How do you do that? Make it personal.
Giving students time to explore topics around a concept prior to asking them to even pick a focus, gives them the chance to select something of personal value. This also helps them build a bridge between their interests and the area of focus, accessing their third space. Exploring options allows students to develop a stronger interest in their work.
A sure way to guarantee disinterest in research is to assign topics or concepts. Instead of giving a topic or list of options, which takes away choice, take the time to guide students through the steps to select a an appropriate topic after they have explored the concept. Devoting time at the start of your research to be the guide your students need helps ensure that later on in the process the don't feel frustrated or defeated by a topic they had no say in selecting. You can explore the Guided Inquiry Design research model by Kuhlthau, Maniotes and Caspari to explore some of the feelings associated with the research process in their Information Search Process (2012.)
Guiding goes beyond setting students up for a successful choice, it also helps students take ownership for their own learning. As a guide, you are providing the necessary scaffolding to lead them to discovery instead of just giving them a topic, questions, and sources.

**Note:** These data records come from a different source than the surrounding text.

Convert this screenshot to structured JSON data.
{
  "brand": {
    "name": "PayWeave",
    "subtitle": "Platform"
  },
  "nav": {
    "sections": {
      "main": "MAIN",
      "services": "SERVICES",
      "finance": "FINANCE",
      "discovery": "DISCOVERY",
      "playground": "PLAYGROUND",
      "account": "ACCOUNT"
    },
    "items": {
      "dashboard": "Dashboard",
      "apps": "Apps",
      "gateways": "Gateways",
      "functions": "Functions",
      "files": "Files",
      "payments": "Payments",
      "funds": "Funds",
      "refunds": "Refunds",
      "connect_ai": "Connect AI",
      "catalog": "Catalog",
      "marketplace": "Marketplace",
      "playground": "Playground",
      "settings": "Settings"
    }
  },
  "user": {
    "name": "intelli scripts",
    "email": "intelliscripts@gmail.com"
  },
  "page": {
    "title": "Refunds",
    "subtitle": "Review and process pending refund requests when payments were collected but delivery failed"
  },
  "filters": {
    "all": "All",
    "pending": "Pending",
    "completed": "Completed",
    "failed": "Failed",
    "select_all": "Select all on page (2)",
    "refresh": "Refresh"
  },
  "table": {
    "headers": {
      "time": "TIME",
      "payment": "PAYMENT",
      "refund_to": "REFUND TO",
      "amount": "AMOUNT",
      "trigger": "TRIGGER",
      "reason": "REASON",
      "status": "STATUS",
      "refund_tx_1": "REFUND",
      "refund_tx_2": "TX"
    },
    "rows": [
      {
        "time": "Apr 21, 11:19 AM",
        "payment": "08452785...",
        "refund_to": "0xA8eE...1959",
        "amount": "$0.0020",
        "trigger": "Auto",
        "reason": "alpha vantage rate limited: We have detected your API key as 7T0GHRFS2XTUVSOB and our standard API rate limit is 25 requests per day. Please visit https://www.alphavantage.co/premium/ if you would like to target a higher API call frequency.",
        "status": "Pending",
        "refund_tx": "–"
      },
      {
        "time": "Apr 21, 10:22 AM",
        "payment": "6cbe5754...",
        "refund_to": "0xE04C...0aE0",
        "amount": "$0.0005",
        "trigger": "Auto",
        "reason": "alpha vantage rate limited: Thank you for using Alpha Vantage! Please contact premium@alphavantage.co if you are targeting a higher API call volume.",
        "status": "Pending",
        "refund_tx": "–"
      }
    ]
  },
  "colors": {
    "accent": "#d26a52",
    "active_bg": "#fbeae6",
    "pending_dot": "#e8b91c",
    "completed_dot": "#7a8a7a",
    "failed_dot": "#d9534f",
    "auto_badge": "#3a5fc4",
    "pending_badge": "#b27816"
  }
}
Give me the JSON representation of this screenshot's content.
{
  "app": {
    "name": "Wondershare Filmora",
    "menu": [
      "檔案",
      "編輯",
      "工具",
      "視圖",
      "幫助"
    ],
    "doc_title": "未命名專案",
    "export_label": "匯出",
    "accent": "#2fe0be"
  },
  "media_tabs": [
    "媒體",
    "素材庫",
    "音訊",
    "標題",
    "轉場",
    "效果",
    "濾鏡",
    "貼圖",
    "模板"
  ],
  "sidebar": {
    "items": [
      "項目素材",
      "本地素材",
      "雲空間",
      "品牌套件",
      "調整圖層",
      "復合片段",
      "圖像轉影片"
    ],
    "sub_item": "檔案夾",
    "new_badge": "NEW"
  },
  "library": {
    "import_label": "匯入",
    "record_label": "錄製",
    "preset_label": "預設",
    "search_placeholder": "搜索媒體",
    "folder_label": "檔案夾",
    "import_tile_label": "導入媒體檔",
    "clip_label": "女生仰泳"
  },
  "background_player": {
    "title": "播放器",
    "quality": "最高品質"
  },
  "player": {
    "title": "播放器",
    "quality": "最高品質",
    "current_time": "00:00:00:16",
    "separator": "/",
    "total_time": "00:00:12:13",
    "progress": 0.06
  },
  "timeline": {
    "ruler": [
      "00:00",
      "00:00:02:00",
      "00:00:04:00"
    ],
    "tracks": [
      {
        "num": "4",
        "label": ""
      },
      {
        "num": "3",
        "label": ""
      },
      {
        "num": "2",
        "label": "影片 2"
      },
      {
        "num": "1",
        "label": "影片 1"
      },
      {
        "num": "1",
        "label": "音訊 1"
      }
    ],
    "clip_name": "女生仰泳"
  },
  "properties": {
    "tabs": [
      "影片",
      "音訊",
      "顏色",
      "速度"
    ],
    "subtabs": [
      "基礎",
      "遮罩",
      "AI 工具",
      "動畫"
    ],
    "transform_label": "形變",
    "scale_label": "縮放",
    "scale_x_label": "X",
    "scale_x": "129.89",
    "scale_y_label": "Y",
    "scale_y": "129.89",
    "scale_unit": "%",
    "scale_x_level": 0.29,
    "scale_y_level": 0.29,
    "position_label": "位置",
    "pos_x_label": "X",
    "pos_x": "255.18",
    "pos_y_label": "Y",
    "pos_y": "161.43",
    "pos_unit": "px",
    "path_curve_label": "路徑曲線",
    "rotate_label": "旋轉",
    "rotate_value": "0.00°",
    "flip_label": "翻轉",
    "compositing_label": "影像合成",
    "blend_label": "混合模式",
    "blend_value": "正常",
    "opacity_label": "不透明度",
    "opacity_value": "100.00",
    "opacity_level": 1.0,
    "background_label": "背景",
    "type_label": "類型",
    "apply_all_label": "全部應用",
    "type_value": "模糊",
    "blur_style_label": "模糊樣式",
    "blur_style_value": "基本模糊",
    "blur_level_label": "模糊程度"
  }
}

Process Over Product
Sometimes learning and understanding the process is more valuable than the product. This is not meant to diminish the value of selecting a format for publishing work, or knowing how to create for a specific audience. But, focusing on a massive end product can lead to stressed students who care more about the colors of a PPT slide than the actual content they are synthesizing. There are times when the notes sheet can be the product, allowing the focus to remain on the steps students are taking to gather information and analyze sources. This also removes some of the stress which can be associated with big research projects.
If you are teaching research in your classroom and need a good note taking sheet which can also double as a product, give this resource a try. This editable digital handout can double as a final product because, not only does it feature a place for generating research questions and note taking, but it also has a component for summarizing notes into paragraph format. This promotes synthesis and evaluation of the information gathered, taking the work beyond basic regurgitation of facts.
Use personalization, guidance and process over product to create a unique and engaging research experience for your students!
Maniotes, L. (2005). “The Transformative Power of Literary Third Space.” Ph.D. dissertation, School of Education, University of Colorado, Boulder. (Access Link)
Kuhlthau, Carol, Leslie Maniotes and Ann Caspari. Guided Inquiry Design: A Framework for Inquiry in your School, Libraries Unlimited, 2012.
Hi! I'm Sarah, a school librarian and former middle school English teacher. I empower school librarians to use branding and marketing skills in order to build culture, get visible and advocate for their library.